# Study material
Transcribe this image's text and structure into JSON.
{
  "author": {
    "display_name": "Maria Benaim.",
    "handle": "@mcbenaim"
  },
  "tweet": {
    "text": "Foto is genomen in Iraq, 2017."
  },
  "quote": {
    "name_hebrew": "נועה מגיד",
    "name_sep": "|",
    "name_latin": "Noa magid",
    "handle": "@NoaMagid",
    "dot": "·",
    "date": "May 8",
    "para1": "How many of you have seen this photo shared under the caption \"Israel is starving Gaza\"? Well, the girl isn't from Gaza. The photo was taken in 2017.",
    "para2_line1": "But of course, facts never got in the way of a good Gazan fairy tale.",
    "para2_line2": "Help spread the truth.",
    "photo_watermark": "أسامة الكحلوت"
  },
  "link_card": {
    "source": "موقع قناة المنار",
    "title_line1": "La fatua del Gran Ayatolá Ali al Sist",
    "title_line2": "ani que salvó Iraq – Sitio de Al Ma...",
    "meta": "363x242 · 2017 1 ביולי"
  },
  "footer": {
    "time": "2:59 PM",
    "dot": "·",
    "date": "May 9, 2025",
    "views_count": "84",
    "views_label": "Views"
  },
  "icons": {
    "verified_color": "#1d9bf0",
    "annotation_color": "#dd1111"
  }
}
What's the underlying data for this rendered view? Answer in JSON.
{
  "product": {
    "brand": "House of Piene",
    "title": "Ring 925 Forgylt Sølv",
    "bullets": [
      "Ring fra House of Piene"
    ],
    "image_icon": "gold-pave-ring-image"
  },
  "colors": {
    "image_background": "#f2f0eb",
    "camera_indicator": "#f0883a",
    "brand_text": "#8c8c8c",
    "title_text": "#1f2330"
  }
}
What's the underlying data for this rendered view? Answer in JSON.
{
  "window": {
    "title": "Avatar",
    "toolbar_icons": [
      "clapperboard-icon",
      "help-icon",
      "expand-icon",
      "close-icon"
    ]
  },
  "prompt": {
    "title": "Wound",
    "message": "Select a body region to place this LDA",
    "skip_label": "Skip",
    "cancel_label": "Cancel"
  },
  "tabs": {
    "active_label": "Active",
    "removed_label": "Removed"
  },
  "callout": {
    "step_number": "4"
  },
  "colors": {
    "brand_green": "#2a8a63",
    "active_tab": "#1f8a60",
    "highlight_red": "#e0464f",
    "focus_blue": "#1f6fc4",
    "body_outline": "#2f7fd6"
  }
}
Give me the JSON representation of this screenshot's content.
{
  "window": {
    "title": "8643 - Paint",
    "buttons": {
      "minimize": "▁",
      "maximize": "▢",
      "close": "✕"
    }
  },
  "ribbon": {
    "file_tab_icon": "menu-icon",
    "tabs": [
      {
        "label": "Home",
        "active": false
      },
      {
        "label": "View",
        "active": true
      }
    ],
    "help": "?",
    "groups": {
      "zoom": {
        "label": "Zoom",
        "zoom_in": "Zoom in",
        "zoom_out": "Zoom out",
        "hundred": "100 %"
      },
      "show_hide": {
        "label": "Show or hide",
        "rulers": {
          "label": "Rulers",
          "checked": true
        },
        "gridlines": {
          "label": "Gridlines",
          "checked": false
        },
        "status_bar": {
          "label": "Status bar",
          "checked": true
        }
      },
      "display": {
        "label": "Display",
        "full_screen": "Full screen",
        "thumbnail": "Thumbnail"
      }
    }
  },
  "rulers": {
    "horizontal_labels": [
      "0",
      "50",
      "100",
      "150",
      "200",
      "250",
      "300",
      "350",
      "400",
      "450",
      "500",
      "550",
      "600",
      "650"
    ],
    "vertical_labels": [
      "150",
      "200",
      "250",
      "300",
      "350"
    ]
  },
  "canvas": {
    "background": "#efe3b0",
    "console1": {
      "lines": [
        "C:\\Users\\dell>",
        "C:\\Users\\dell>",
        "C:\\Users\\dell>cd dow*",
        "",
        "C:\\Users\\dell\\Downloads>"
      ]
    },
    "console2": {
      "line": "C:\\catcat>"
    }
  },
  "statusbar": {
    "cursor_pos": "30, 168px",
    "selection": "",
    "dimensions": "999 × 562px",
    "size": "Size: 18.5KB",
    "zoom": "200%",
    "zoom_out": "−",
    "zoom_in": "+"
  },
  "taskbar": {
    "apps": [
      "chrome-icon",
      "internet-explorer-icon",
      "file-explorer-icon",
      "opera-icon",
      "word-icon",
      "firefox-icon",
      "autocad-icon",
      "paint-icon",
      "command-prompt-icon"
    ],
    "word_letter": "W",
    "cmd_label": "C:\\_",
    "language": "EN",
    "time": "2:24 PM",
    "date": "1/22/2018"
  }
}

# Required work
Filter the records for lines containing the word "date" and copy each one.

# Finished task
    "date": "May 8",
    "date": "May 9, 2025",
    "date": "1/22/2018"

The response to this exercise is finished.